┌──
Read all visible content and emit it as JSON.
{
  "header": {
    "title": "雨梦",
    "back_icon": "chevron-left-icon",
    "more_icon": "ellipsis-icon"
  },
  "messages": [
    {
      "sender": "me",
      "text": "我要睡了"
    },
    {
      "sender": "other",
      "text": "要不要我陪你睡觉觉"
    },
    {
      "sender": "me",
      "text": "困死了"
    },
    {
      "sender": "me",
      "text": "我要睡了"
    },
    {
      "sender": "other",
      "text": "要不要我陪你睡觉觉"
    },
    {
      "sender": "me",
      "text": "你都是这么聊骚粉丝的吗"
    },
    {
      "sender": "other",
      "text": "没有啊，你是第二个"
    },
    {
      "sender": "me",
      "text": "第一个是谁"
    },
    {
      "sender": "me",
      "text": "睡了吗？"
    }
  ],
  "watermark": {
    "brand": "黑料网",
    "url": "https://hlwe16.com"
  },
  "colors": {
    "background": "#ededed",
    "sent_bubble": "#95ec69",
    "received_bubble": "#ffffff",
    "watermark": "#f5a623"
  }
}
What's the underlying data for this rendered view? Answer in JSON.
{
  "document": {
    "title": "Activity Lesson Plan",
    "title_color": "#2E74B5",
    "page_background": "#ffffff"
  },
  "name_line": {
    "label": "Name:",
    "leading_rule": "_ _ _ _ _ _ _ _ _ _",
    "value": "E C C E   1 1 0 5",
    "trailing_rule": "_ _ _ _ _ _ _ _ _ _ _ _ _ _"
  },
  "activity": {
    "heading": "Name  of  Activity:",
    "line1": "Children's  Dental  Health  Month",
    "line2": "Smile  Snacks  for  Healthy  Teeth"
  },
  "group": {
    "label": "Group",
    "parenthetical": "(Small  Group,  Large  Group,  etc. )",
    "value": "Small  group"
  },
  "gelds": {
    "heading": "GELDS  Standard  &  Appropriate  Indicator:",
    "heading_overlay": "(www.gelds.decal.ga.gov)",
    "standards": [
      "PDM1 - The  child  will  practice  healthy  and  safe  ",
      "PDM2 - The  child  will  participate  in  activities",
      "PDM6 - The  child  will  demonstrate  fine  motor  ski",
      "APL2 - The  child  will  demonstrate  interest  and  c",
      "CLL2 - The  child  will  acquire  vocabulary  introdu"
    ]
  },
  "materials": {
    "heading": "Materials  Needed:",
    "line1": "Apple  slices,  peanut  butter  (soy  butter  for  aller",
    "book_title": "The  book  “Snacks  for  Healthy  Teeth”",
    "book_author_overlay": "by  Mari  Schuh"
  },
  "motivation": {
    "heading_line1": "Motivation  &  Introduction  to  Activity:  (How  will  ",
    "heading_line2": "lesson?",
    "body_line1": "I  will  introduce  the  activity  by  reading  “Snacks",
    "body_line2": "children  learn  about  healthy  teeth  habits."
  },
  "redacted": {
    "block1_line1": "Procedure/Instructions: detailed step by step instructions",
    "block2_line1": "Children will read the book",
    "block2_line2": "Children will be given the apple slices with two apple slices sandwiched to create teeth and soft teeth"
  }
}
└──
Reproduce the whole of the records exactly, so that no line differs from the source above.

_WRITTEN RESPONSE_
Read all visible content and emit it as JSON.
{
  "header": {
    "title": "雨梦",
    "back_icon": "chevron-left-icon",
    "more_icon": "ellipsis-icon"
  },
  "messages": [
    {
      "sender": "me",
      "text": "我要睡了"
    },
    {
      "sender": "other",
      "text": "要不要我陪你睡觉觉"
    },
    {
      "sender": "me",
      "text": "困死了"
    },
    {
      "sender": "me",
      "text": "我要睡了"
    },
    {
      "sender": "other",
      "text": "要不要我陪你睡觉觉"
    },
    {
      "sender": "me",
      "text": "你都是这么聊骚粉丝的吗"
    },
    {
      "sender": "other",
      "text": "没有啊，你是第二个"
    },
    {
      "sender": "me",
      "text": "第一个是谁"
    },
    {
      "sender": "me",
      "text": "睡了吗？"
    }
  ],
  "watermark": {
    "brand": "黑料网",
    "url": "https://hlwe16.com"
  },
  "colors": {
    "background": "#ededed",
    "sent_bubble": "#95ec69",
    "received_bubble": "#ffffff",
    "watermark": "#f5a623"
  }
}
What's the underlying data for this rendered view? Answer in JSON.
{
  "document": {
    "title": "Activity Lesson Plan",
    "title_color": "#2E74B5",
    "page_background": "#ffffff"
  },
  "name_line": {
    "label": "Name:",
    "leading_rule": "_ _ _ _ _ _ _ _ _ _",
    "value": "E C C E   1 1 0 5",
    "trailing_rule": "_ _ _ _ _ _ _ _ _ _ _ _ _ _"
  },
  "activity": {
    "heading": "Name  of  Activity:",
    "line1": "Children's  Dental  Health  Month",
    "line2": "Smile  Snacks  for  Healthy  Teeth"
  },
  "group": {
    "label": "Group",
    "parenthetical": "(Small  Group,  Large  Group,  etc. )",
    "value": "Small  group"
  },
  "gelds": {
    "heading": "GELDS  Standard  &  Appropriate  Indicator:",
    "heading_overlay": "(www.gelds.decal.ga.gov)",
    "standards": [
      "PDM1 - The  child  will  practice  healthy  and  safe  ",
      "PDM2 - The  child  will  participate  in  activities",
      "PDM6 - The  child  will  demonstrate  fine  motor  ski",
      "APL2 - The  child  will  demonstrate  interest  and  c",
      "CLL2 - The  child  will  acquire  vocabulary  introdu"
    ]
  },
  "materials": {
    "heading": "Materials  Needed:",
    "line1": "Apple  slices,  peanut  butter  (soy  butter  for  aller",
    "book_title": "The  book  “Snacks  for  Healthy  Teeth”",
    "book_author_overlay": "by  Mari  Schuh"
  },
  "motivation": {
    "heading_line1": "Motivation  &  Introduction  to  Activity:  (How  will  ",
    "heading_line2": "lesson?",
    "body_line1": "I  will  introduce  the  activity  by  reading  “Snacks",
    "body_line2": "children  learn  about  healthy  teeth  habits."
  },
  "redacted": {
    "block1_line1": "Procedure/Instructions: detailed step by step instructions",
    "block2_line1": "Children will read the book",
    "block2_line2": "Children will be given the apple slices with two apple slices sandwiched to create teeth and soft teeth"
  }
}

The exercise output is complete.